Restate the full listing word for word and leave the pictures out.

- [Record set]
========
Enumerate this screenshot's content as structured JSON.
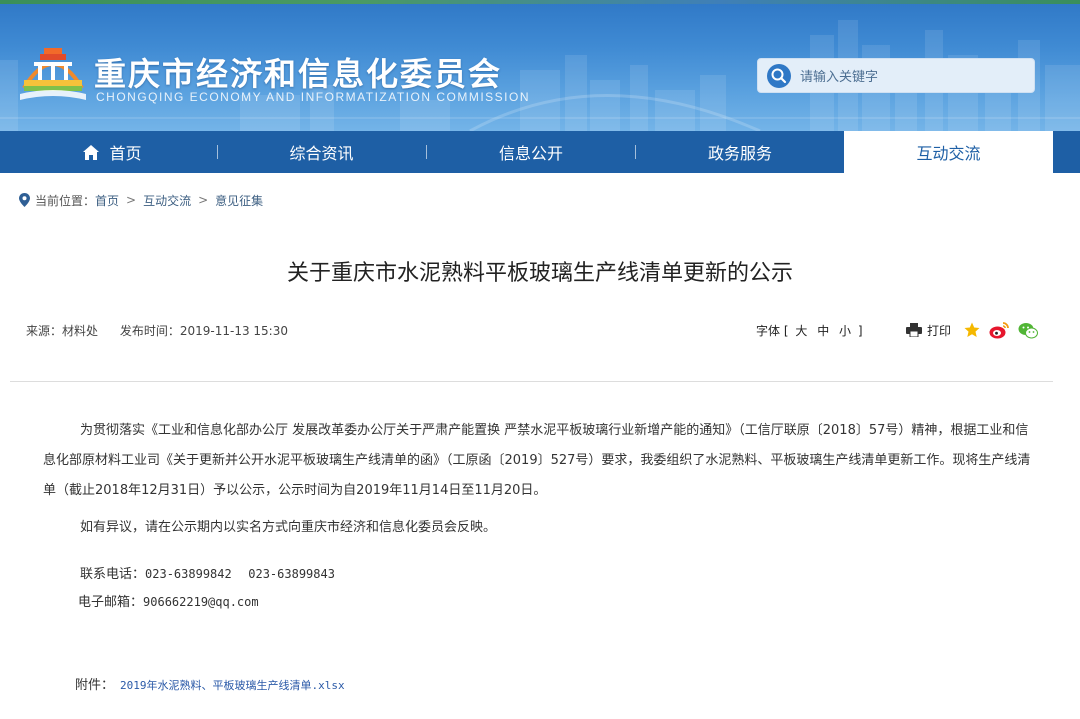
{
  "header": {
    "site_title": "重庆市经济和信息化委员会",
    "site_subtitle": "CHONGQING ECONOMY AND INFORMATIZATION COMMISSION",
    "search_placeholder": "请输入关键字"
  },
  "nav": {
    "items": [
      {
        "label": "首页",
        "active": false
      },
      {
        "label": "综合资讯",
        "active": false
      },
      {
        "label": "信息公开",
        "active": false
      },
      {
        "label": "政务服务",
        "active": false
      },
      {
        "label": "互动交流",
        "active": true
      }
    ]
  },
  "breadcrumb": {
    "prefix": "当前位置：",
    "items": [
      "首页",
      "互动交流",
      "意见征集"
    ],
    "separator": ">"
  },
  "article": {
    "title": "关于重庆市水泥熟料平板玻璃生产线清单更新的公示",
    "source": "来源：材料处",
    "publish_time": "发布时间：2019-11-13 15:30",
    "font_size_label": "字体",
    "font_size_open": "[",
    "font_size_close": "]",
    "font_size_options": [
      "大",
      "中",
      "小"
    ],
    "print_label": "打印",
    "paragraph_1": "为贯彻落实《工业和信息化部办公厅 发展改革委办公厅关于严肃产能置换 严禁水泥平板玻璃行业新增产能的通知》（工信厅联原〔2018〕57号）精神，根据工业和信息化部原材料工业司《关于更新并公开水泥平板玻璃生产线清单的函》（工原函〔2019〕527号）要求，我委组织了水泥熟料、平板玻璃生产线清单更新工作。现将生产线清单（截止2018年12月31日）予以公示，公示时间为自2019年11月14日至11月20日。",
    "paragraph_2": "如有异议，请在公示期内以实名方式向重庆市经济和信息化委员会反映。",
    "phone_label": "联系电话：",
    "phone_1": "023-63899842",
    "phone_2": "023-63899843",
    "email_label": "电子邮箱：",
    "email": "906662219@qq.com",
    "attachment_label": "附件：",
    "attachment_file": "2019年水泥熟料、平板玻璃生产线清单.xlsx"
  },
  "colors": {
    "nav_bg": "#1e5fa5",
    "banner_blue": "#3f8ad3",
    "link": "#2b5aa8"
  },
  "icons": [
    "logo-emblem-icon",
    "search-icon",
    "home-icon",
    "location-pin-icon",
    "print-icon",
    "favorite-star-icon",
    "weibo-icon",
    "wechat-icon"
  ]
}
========
- [Result of the exercise]
Enumerate this screenshot's content as structured JSON.
{
  "header": {
    "site_title": "重庆市经济和信息化委员会",
    "site_subtitle": "CHONGQING ECONOMY AND INFORMATIZATION COMMISSION",
    "search_placeholder": "请输入关键字"
  },
  "nav": {
    "items": [
      {
        "label": "首页",
        "active": false
      },
      {
        "label": "综合资讯",
        "active": false
      },
      {
        "label": "信息公开",
        "active": false
      },
      {
        "label": "政务服务",
        "active": false
      },
      {
        "label": "互动交流",
        "active": true
      }
    ]
  },
  "breadcrumb": {
    "prefix": "当前位置：",
    "items": [
      "首页",
      "互动交流",
      "意见征集"
    ],
    "separator": ">"
  },
  "article": {
    "title": "关于重庆市水泥熟料平板玻璃生产线清单更新的公示",
    "source": "来源：材料处",
    "publish_time": "发布时间：2019-11-13 15:30",
    "font_size_label": "字体",
    "font_size_open": "[",
    "font_size_close": "]",
    "font_size_options": [
      "大",
      "中",
      "小"
    ],
    "print_label": "打印",
    "paragraph_1": "为贯彻落实《工业和信息化部办公厅 发展改革委办公厅关于严肃产能置换 严禁水泥平板玻璃行业新增产能的通知》（工信厅联原〔2018〕57号）精神，根据工业和信息化部原材料工业司《关于更新并公开水泥平板玻璃生产线清单的函》（工原函〔2019〕527号）要求，我委组织了水泥熟料、平板玻璃生产线清单更新工作。现将生产线清单（截止2018年12月31日）予以公示，公示时间为自2019年11月14日至11月20日。",
    "paragraph_2": "如有异议，请在公示期内以实名方式向重庆市经济和信息化委员会反映。",
    "phone_label": "联系电话：",
    "phone_1": "023-63899842",
    "phone_2": "023-63899843",
    "email_label": "电子邮箱：",
    "email": "906662219@qq.com",
    "attachment_label": "附件：",
    "attachment_file": "2019年水泥熟料、平板玻璃生产线清单.xlsx"
  },
  "colors": {
    "nav_bg": "#1e5fa5",
    "banner_blue": "#3f8ad3",
    "link": "#2b5aa8"
  },
  "icons": [
    "logo-emblem-icon",
    "search-icon",
    "home-icon",
    "location-pin-icon",
    "print-icon",
    "favorite-star-icon",
    "weibo-icon",
    "wechat-icon"
  ]
}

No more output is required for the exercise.